This Day in History: Battle of Burke County Jail
On this day in 1779, a group of American patriots holds off a contingent of British soldiers at the Burke County Jail in Georgia, despite being badly outnumbered.
By this point in the Revolution, the British were frustrated with the status of the war in the North. They decided to pursue a new strategy: A fair number of Loyalists lived in the South. The British hoped to win a few significant southern victories, thus helping these Loyalists to regain control of the southern state governments. The British would then establish a southern base from which they could work to crush the remaining rebellion in the North. They got off to a good start with a victory in Savannah, Georgia, in late 1778. Their next target was Augusta.
In mid-January, a group of Patriots gathered at the Burke County Jail, just south of Augusta. They wanted to plan their next move.
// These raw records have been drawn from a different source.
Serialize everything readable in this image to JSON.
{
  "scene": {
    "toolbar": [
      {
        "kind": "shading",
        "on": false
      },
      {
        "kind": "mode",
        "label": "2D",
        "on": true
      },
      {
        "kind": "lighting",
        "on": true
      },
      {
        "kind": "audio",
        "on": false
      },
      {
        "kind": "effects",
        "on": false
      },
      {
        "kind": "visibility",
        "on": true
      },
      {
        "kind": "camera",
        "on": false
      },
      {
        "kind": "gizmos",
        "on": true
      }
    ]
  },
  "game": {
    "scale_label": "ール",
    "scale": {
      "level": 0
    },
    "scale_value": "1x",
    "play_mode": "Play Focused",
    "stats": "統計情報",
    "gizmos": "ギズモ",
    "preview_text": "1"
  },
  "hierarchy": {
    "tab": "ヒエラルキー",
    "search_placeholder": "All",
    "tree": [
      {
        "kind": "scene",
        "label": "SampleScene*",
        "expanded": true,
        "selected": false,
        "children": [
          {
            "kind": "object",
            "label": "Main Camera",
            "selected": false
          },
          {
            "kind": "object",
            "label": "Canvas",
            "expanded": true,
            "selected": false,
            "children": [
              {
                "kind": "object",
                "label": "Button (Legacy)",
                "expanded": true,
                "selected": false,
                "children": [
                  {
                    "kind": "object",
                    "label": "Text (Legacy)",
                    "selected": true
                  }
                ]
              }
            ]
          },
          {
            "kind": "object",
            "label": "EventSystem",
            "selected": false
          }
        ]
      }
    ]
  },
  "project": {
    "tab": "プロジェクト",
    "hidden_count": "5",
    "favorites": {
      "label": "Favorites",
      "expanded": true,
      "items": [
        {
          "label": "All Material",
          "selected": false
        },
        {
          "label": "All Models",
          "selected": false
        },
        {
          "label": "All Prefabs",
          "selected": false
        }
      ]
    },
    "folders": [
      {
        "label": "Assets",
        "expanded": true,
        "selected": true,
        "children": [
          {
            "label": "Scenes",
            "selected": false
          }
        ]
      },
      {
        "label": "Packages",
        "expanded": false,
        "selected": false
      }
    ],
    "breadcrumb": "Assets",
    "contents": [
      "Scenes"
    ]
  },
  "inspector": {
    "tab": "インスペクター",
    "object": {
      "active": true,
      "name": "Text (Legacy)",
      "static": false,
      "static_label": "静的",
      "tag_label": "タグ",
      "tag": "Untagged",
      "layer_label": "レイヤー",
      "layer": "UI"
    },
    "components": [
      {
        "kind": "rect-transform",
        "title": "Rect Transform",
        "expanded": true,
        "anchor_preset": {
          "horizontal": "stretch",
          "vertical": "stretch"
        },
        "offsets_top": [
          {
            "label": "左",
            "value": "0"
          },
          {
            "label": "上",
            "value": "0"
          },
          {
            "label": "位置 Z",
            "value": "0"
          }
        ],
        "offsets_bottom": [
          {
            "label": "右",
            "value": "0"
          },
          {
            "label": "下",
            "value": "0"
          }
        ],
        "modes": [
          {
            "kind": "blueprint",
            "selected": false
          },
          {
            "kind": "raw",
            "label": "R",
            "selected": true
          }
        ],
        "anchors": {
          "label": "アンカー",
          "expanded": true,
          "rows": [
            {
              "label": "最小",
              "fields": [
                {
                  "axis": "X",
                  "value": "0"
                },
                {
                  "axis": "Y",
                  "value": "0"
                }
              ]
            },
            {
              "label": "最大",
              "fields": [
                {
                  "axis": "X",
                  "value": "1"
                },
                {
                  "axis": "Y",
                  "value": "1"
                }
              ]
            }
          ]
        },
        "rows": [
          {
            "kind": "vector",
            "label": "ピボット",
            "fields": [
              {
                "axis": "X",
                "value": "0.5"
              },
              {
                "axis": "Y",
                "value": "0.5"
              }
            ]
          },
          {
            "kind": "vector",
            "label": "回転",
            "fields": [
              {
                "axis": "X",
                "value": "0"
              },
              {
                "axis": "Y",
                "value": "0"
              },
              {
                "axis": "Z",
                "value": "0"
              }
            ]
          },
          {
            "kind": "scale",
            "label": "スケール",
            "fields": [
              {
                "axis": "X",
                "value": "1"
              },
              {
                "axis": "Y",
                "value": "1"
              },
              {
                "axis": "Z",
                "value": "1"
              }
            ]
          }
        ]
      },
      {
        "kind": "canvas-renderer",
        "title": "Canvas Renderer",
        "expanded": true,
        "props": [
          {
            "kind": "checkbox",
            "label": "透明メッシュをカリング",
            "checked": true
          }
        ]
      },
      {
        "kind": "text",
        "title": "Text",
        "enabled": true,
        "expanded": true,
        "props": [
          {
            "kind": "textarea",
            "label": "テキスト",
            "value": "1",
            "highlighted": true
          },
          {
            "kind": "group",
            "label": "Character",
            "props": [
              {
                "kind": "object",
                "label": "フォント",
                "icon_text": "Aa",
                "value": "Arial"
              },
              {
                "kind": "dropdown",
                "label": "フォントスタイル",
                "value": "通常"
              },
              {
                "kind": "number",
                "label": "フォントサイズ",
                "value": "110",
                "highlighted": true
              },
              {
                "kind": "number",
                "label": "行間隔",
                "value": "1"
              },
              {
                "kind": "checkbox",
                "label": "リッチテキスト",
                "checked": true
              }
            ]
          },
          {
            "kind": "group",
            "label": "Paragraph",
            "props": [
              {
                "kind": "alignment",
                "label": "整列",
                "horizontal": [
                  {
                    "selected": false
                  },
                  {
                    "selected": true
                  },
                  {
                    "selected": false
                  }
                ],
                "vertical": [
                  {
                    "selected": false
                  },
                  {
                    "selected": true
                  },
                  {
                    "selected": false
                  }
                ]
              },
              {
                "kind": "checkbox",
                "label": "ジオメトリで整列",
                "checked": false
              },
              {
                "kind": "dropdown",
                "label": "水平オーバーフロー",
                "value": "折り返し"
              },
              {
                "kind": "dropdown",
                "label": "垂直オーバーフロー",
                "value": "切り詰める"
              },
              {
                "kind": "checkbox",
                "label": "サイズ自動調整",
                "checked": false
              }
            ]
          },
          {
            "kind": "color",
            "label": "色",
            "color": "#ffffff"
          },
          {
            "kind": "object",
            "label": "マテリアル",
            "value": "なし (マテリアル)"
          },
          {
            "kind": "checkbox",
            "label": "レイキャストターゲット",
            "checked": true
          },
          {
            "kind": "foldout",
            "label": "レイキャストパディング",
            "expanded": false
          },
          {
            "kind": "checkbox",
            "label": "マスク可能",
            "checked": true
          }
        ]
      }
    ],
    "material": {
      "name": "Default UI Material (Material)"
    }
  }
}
Unfortunately, the British heard of the meeting. A detachment of roughly 230 British soldiers was sent to deal with the 120 Patriots at the jail. (The British may also have wanted to free Loyalists being held in the jail.) The British attacked on the morning of the 26th, maybe while the Americans were still sleeping. Amazingly, the Patriots nevertheless managed to hold the British off for the entire duration of the day. The British soldiers ended up withdrawing and rejoining the main British army, which was on its way to attack Augusta.
The Battle of Burke County Jail was not exactly a victory. Perhaps it was a draw? The British still managed to capture Augusta a few days later, and the war was not great for the Patriots in the South for a while afterwards. (The Battle of Cowpens, two years later, was one turning point! See January 17 history post.)
This battle was a relatively small one in the grand scheme of things, which admittedly makes details on it kind of difficult to find. And yet it remains a good example of the determination that characterized so many of our ancestors, even in the face of an imposing British army.
Edward J. Cashin, The King's Ranger: Thomas Brown and the American Revolution on the Southern Frontier (1999)
Georgia: Comprising Sketches of Counties, Towns, Events, Institutions, and Persons Arranged in Cyclopedic Form (Allen Daniel Candler & Clement Anselm Evans eds., 1906)
Robert Scott Davis, Portraits of Southern Partisans: Likenesses of Thomas Brown and Elijah Clarke (Apr. 15, 2013)
Spencer Tucker, Almanac of American Military History (2012) (volume 1)
Terry M. Mays, Historical Dictionary of the American Revolution (2d ed. 2009)